Entries from a dataset of interfaces:
**********
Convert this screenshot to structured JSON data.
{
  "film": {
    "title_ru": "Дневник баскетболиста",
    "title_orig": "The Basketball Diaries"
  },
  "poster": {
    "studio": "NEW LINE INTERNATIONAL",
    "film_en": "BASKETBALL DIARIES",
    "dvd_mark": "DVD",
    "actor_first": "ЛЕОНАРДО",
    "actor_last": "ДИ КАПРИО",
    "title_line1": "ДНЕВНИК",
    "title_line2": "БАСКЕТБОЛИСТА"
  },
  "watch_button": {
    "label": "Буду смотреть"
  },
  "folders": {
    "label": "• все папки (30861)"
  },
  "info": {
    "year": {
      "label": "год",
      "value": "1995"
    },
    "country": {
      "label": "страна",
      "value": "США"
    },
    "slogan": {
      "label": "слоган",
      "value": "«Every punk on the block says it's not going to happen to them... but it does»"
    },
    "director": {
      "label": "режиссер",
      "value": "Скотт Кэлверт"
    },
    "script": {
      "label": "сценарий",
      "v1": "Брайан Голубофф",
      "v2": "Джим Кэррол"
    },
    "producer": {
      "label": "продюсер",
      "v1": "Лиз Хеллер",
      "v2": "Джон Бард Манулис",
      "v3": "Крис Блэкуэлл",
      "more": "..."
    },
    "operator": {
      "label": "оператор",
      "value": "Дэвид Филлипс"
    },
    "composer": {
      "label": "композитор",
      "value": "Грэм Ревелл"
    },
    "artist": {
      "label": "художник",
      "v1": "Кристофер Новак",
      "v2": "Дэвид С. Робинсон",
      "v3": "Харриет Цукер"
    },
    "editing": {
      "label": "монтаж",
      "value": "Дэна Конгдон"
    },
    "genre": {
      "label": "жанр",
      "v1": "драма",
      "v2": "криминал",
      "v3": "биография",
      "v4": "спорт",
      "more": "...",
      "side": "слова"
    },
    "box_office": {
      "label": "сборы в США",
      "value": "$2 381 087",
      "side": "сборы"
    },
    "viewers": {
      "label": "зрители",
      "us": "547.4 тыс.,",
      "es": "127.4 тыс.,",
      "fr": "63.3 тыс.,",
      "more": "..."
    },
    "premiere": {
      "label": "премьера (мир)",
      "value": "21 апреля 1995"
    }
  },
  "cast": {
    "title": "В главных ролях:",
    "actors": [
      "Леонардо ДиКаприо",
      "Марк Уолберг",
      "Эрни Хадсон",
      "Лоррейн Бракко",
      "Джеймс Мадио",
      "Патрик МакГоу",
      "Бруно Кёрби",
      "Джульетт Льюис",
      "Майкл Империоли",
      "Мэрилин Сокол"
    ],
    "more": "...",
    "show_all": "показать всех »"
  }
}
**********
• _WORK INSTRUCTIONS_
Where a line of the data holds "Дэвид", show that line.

• _OUTPUT FOR THIS EXERCISE_
      "value": "Дэвид Филлипс"
      "v2": "Дэвид С. Робинсон",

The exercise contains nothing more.